[Start of section]

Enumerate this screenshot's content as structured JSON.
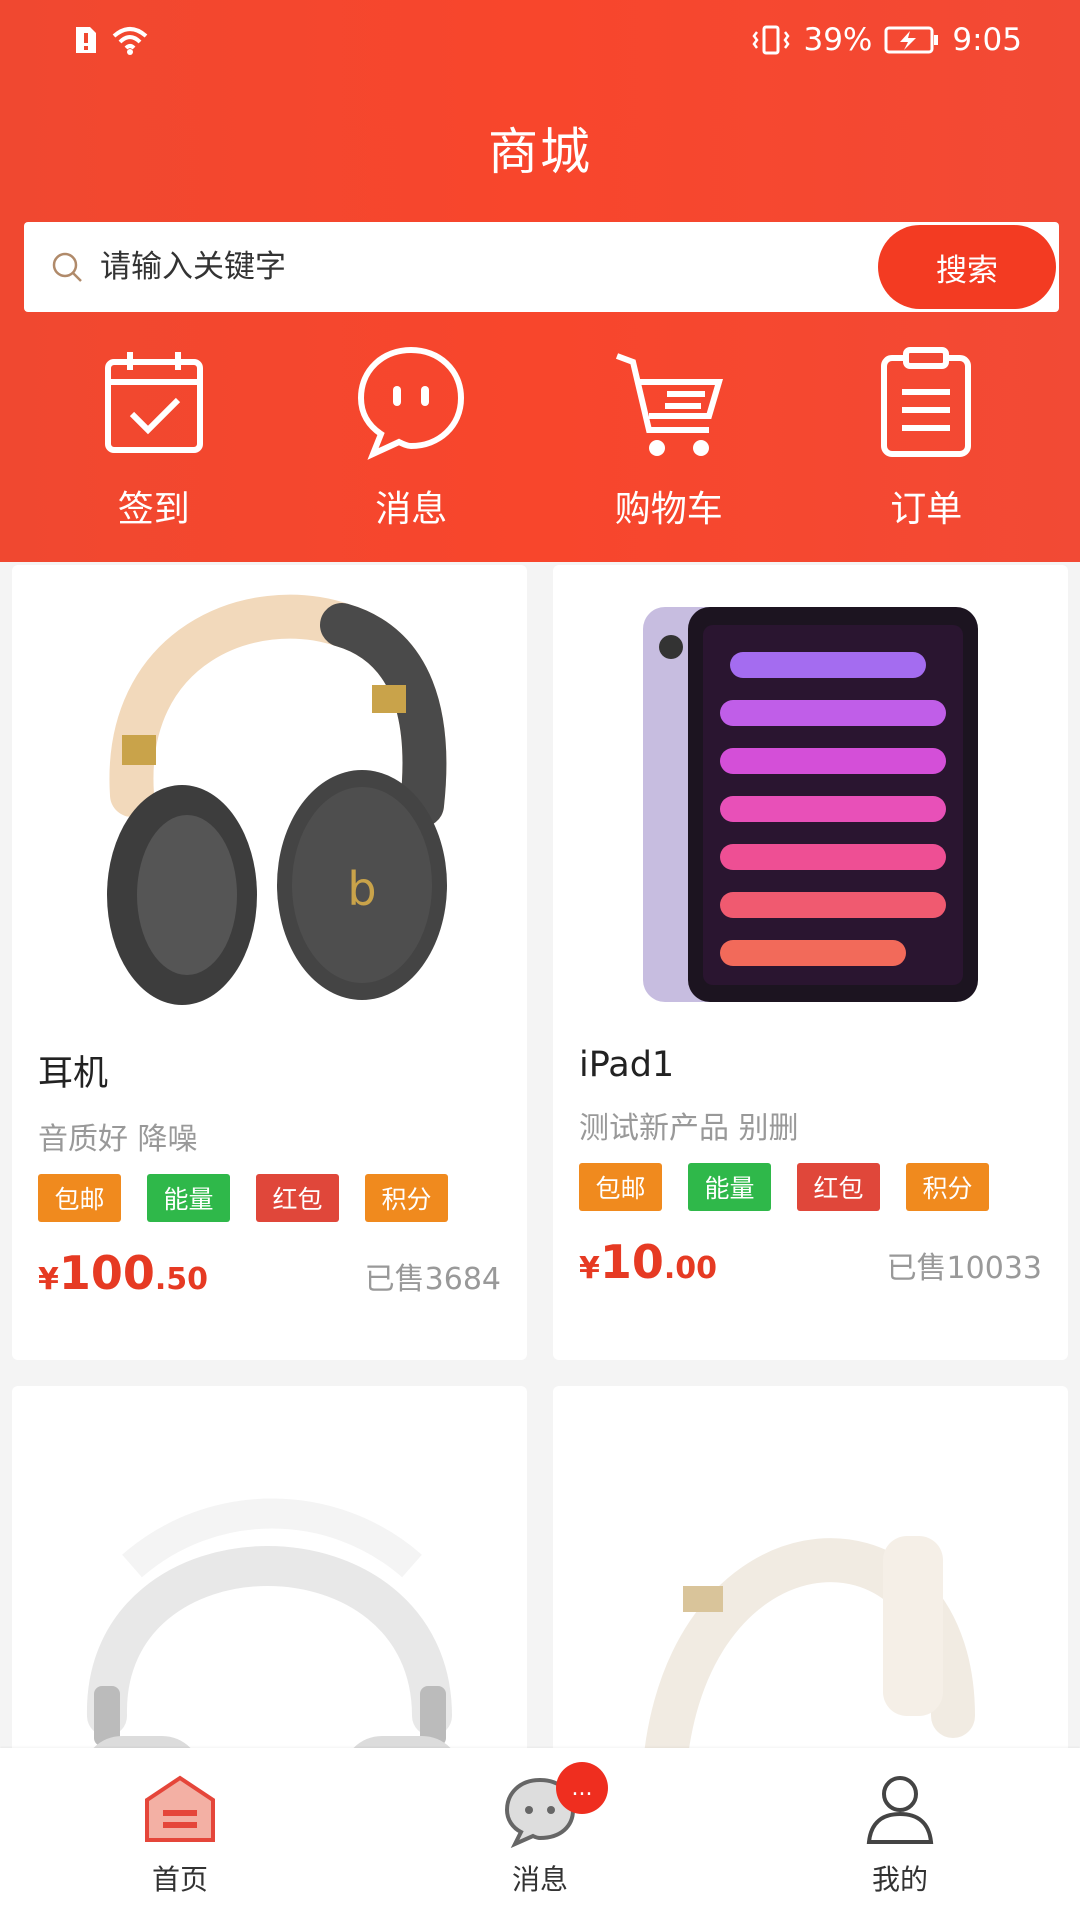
{
  "status": {
    "battery": "39%",
    "time": "9:05"
  },
  "header": {
    "title": "商城",
    "search_placeholder": "请输入关键字",
    "search_button": "搜索"
  },
  "quick_nav": [
    {
      "label": "签到",
      "icon": "calendar-check-icon"
    },
    {
      "label": "消息",
      "icon": "chat-bubble-icon"
    },
    {
      "label": "购物车",
      "icon": "cart-icon"
    },
    {
      "label": "订单",
      "icon": "clipboard-icon"
    }
  ],
  "tag_colors": {
    "包邮": "#f08a1e",
    "能量": "#2fb84a",
    "红包": "#e0473a",
    "积分": "#f08a1e"
  },
  "products": [
    {
      "name": "耳机",
      "desc": "音质好 降噪",
      "tags": [
        "包邮",
        "能量",
        "红包",
        "积分"
      ],
      "currency": "¥",
      "price_int": "100",
      "price_dec": ".50",
      "sold": "已售3684"
    },
    {
      "name": "iPad1",
      "desc": "测试新产品 别删",
      "tags": [
        "包邮",
        "能量",
        "红包",
        "积分"
      ],
      "currency": "¥",
      "price_int": "10",
      "price_dec": ".00",
      "sold": "已售10033"
    }
  ],
  "tabbar": {
    "items": [
      {
        "label": "首页",
        "icon": "home-icon",
        "active": true
      },
      {
        "label": "消息",
        "icon": "message-icon",
        "badge": "..."
      },
      {
        "label": "我的",
        "icon": "user-icon"
      }
    ]
  },
  "colors": {
    "brand": "#f33b22",
    "price": "#e63a23"
  }
}
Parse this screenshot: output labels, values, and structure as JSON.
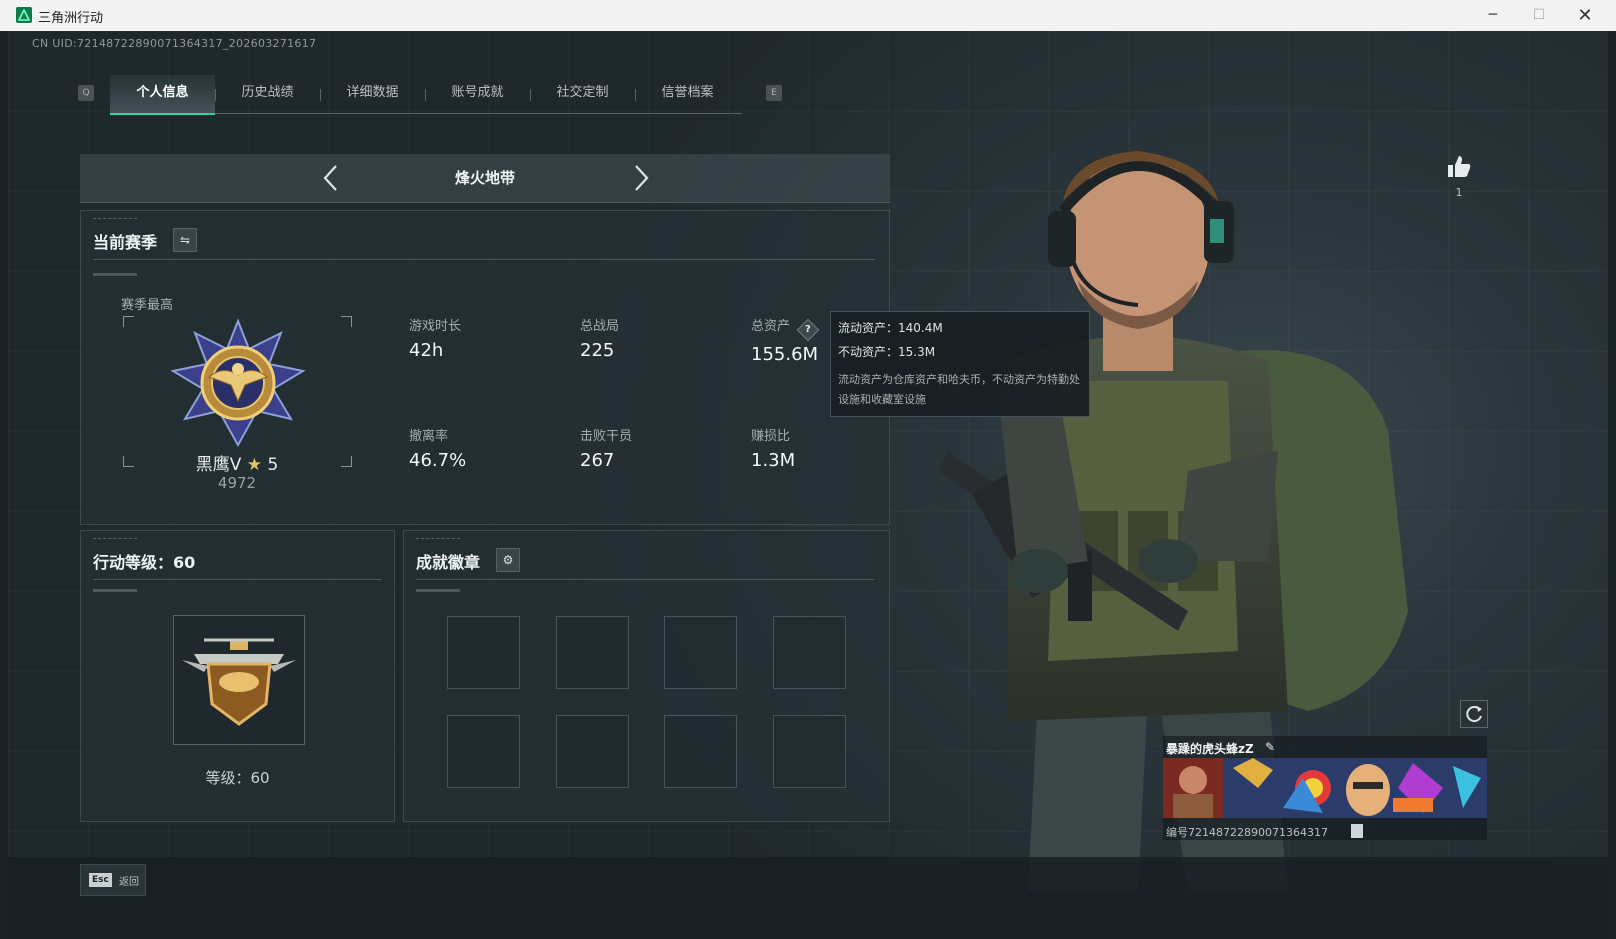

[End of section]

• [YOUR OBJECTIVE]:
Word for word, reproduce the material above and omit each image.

• [ANSWER FOR THIS EXERCISE]:
Enumerate this screenshot's content as structured JSON.
{
  "status": {
    "battery": "39%",
    "time": "9:05"
  },
  "header": {
    "title": "商城",
    "search_placeholder": "请输入关键字",
    "search_button": "搜索"
  },
  "quick_nav": [
    {
      "label": "签到",
      "icon": "calendar-check-icon"
    },
    {
      "label": "消息",
      "icon": "chat-bubble-icon"
    },
    {
      "label": "购物车",
      "icon": "cart-icon"
    },
    {
      "label": "订单",
      "icon": "clipboard-icon"
    }
  ],
  "tag_colors": {
    "包邮": "#f08a1e",
    "能量": "#2fb84a",
    "红包": "#e0473a",
    "积分": "#f08a1e"
  },
  "products": [
    {
      "name": "耳机",
      "desc": "音质好 降噪",
      "tags": [
        "包邮",
        "能量",
        "红包",
        "积分"
      ],
      "currency": "¥",
      "price_int": "100",
      "price_dec": ".50",
      "sold": "已售3684"
    },
    {
      "name": "iPad1",
      "desc": "测试新产品 别删",
      "tags": [
        "包邮",
        "能量",
        "红包",
        "积分"
      ],
      "currency": "¥",
      "price_int": "10",
      "price_dec": ".00",
      "sold": "已售10033"
    }
  ],
  "tabbar": {
    "items": [
      {
        "label": "首页",
        "icon": "home-icon",
        "active": true
      },
      {
        "label": "消息",
        "icon": "message-icon",
        "badge": "..."
      },
      {
        "label": "我的",
        "icon": "user-icon"
      }
    ]
  },
  "colors": {
    "brand": "#f33b22",
    "price": "#e63a23"
  }
}
Parse this screenshot: output labels, values, and structure as JSON.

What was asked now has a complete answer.